That’s a big question but worthy of a little consideration.
First, story is proven to be the means of communication we’ve always used to create a sense of belonging. And we humans need to feel we belong. Today more than ever in the workplace.
Many studies show why this is the case. The research makes it clear that when we hear and listen to contextualized stories—in other words, they’re relevant to you— our brains release neuro chemicals that focus our attention, make us feel a sense of trust and a willingness to co-operate.
On it’s own, that’s enough to explain why stories work to humanize our workplaces. They engage and connect. They make us feel we belong.
Second, we’re often in a situation at work, and for work, in which we need to communicate well for others to grasp complexity. Or shift a narrative to place a team on the same page. Or motivate action.
We don’t always use the right communication approach to achieve this.
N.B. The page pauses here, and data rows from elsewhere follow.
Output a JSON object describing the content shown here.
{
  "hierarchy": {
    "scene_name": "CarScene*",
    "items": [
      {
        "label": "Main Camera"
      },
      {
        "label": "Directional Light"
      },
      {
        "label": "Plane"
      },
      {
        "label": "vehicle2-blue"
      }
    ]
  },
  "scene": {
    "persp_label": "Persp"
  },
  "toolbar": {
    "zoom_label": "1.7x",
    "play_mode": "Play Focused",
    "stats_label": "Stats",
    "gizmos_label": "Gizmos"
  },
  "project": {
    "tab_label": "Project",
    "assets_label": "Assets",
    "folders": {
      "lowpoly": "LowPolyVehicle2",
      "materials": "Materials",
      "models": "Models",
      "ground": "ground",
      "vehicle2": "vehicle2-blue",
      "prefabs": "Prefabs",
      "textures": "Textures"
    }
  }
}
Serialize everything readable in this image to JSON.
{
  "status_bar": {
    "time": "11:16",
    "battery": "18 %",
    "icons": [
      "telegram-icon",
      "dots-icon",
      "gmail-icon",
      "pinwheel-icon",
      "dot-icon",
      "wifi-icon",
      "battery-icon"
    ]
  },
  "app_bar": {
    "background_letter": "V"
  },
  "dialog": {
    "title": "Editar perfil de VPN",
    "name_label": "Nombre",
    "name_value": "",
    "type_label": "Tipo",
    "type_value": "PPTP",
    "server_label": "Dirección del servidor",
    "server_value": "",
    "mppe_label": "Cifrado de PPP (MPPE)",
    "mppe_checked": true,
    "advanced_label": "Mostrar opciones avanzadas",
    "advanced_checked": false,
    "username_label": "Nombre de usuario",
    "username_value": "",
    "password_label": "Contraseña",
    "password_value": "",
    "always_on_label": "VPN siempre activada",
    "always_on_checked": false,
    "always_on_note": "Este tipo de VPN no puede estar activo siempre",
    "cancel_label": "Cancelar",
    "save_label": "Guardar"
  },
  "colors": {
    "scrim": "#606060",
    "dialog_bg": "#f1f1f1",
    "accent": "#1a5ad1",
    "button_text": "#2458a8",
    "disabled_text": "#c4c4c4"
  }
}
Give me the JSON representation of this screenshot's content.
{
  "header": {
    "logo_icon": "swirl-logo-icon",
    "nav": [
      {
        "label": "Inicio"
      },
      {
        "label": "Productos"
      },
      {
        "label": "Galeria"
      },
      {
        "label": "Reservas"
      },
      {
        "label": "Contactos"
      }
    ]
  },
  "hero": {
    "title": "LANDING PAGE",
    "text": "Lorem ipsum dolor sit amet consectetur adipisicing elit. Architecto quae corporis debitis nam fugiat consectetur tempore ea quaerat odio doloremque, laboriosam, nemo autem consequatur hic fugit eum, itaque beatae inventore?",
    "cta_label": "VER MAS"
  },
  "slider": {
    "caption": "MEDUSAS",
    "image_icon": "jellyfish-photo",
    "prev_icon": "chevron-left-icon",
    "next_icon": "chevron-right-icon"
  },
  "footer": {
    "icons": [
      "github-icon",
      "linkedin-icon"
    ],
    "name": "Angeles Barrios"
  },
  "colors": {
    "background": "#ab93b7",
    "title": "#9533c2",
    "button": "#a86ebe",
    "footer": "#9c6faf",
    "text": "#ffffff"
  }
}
As a leader, here are few examples:
- Coercion — do it or there’ll be consequences
- Excluding —I know it, they know it, why don’t you?
- Dismissive —get on with it, I have other more important things to do
As a business owner trying to communicate your offer:
- Grandstanding — best offer, best benefits, most features
- Showcasing—lists, and lists, and lists of your treasured knowledge
- Opacity—lack of clarity, multiple directions, offers and ideas
What story does when it is contextualized —on purpose, to the right people for the right intention, and demonstrating value that serves—is eliminate these communication problems.
Story doesn’t coerce, it persuades; it doesn’t exclude because it’s inclusive. When its focus is you it can’t be dismissive.
It doesn’t grand-stand, it’s more often vulnerable, empathetic and insightful. Story doesn’t showcase, but demonstrates your capability, competency and authenticity when you tell it in context.
A good story told for the right reasons is clear, succinct and relevant.
Third, story embeds. We talk purpose and business culture but few know how to embed it as part of an organization’s DNA. Stories do that job. That’s why they’re so powerful to support invested interest, (not always for the right reasons), religion (also not always for the right reasons), but also in our own personal culture.
If we were able to tell stories about our purpose with the same passion and verve as are told about our favorite sporting team, imagine how that narrative would embed a culture!
Please come and join us. We’d love to see you. You can book in the links below. On Thursday July 25 at General Assembly and on Monday 5 August at Docklands. We look forward to your company at Why Stories Work to Humanise the workplace and the ensuring conversation.